May 1, 2011 to May 24, 2011: .221/.304/.384
June 23, 2010 to August 1, 2010: .201/.238/.374
May 10, 2010 to June 13, 2010: .228/.267/.374
August 17, 2008 to September 18, 2009: .276/.344/.422
May 10, 2009 to June 6, 2009: .258/.343/.398
September 3, 2008 to September 28, 2008: .181/.274/.319
June 6, 2008 to July 1, 2008: .223/.267/.404
March 31, 2008 to May 8, 2008: .257/.291/.443
August 15, 2007 to September 22, 2007: .240/.295/.481
May 25, 2007 to June 4, 2007: .268/.311/.488
Each of these dry spells are at least 15 days long, and some of them are nearly 40 days long. These dry spells should not have to prove anything beyond the fact that even the greatest hitters have 65-100+ PA rough spots throughout even their best seasons.
However, in light of the attitudes baseball fans in general have toward Braun this season, these dry spells raise another question: why would Braun’s 2012 slow start mean anything significant, when he repeatedly encountered such dry spells from 2007-2011? (In fact, some of those slumps are much worse than his current performance level, which is STILL approximately 20% better than the NL). Probably close to 1/3 of Ryan Braun’s career plate appearances have occurred during a slump; why would his current slump serve as evidence for anything regarding PEDs?
You can call me naive, if you want, or an apologist for Braun, or a homer, or whatever. But know this: steroids use and PEDs have a long history in baseball, and there have been some players that got away with using PEDs without others knowing, and there will be others that accomplish this in the future. So long as there are competitions with rules, there will be players looking to skirt those rules for whatever advantage they can gain.

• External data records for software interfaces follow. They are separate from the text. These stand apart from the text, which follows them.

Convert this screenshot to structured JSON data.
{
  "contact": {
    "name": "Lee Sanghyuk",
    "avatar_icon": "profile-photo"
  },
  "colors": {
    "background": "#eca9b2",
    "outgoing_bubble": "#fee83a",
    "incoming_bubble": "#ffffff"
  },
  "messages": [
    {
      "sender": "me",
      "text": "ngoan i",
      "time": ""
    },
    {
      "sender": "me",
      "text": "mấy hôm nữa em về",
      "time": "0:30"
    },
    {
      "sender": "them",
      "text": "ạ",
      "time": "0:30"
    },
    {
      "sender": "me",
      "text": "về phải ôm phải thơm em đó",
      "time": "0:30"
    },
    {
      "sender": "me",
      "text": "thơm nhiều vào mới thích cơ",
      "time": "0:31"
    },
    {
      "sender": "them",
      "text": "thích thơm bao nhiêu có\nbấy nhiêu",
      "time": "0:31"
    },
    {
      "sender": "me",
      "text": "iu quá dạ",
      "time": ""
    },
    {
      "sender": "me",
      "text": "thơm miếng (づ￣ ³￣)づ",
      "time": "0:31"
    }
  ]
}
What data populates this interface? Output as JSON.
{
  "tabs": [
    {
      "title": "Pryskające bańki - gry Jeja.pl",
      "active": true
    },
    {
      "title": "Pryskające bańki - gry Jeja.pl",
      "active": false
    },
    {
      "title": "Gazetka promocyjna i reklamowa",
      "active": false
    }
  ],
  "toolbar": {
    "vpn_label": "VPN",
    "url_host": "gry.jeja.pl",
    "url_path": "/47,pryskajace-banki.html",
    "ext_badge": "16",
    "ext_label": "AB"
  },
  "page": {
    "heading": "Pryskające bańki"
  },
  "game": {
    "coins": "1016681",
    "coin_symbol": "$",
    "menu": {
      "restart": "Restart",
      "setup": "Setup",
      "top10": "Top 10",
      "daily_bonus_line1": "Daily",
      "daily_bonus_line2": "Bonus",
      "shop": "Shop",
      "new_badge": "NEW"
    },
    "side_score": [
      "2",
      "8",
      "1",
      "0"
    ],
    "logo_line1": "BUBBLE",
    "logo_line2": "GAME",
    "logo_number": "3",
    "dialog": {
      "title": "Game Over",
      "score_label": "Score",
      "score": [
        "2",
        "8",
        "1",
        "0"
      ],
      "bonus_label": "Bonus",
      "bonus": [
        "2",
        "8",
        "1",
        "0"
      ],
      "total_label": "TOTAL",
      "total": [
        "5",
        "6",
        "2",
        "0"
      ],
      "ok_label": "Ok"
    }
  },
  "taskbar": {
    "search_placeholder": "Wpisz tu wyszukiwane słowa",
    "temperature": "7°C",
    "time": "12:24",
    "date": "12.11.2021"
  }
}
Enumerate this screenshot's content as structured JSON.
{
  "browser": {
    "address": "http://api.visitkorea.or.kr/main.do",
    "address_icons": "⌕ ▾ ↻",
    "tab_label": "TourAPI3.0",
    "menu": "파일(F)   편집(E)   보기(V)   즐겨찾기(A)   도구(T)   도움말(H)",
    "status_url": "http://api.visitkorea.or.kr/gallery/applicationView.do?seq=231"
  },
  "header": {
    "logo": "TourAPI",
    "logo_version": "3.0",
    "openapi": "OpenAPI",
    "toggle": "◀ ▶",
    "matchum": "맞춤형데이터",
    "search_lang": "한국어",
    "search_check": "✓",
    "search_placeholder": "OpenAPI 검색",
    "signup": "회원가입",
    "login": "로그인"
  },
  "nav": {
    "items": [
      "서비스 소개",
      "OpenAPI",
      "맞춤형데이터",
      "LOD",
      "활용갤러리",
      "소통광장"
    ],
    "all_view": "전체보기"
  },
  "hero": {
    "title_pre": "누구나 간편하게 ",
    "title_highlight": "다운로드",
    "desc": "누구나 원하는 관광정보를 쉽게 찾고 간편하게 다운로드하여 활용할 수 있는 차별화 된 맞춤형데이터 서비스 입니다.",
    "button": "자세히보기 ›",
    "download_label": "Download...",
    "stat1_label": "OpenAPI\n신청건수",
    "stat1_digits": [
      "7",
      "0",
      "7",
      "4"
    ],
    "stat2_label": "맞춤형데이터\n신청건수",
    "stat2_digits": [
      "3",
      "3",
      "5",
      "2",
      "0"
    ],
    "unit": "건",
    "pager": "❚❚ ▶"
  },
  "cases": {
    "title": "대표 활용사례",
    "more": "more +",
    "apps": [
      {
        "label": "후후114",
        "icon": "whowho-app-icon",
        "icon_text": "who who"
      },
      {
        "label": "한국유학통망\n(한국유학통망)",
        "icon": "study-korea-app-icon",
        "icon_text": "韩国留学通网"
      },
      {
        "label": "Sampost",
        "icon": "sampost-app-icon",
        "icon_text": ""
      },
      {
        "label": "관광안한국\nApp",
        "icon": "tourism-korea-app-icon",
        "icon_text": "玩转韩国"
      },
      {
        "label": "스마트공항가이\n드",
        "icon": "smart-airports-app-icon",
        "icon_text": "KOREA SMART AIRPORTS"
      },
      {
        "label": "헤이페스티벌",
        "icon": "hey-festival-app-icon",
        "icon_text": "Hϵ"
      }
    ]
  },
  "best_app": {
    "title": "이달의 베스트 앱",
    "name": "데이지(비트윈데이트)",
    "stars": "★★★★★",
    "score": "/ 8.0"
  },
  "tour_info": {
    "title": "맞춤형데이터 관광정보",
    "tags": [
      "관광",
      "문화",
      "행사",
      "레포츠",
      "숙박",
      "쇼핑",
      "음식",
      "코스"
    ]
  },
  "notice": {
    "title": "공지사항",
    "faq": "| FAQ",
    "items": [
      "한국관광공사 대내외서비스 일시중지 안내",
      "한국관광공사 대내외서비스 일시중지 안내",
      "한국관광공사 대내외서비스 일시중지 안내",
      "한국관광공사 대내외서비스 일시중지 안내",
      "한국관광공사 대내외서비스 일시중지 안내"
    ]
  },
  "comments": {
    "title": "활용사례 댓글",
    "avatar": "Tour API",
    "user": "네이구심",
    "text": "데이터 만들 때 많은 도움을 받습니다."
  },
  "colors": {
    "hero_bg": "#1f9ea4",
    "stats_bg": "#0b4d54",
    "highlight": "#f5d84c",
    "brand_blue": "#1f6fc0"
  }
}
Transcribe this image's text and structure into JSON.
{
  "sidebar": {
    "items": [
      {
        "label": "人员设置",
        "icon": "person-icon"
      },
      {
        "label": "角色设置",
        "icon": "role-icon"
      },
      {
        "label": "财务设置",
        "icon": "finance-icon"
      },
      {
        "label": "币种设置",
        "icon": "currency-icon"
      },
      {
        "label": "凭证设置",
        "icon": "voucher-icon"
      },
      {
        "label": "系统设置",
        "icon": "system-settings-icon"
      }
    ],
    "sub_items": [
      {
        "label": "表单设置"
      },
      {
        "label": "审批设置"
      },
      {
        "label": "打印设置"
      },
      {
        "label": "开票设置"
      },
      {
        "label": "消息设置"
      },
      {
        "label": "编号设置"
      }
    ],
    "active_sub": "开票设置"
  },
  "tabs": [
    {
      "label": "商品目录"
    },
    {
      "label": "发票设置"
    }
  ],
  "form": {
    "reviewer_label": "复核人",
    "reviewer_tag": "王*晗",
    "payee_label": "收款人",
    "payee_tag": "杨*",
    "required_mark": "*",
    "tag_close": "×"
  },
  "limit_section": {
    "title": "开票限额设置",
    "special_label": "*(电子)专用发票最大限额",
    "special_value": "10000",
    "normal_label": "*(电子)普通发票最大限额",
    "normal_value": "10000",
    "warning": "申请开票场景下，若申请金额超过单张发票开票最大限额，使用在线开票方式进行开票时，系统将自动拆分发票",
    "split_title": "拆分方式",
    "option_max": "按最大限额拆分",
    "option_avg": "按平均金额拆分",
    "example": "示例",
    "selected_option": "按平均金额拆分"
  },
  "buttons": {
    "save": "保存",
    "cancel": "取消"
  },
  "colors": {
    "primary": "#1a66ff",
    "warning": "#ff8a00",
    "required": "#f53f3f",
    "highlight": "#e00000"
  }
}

HOWEVER, even if it’s not shocking that any ballplayer might conceivably use PEDs to gain an advantage, that doesn’t excuse fans’ beliefs that a specific player used PEDs when there is evidence that proves the contrary.
I believe that competition brings out the best and worst qualities in human beings, and that means that wherever there is competition, there will be cheating. I also believe in evidence, skepticism, rationality, and above all, truth and character — in that regard, it is inexcusable to continually raise question marks about a player’s PED use when that player has passed countless tests and raised damning doubts about the only known “positive” test associated with his name.
Baseball-Reference. Sports Reference, LLC, 2000-2012.
MLB.com. MLB Advanced Media, 2001-2012.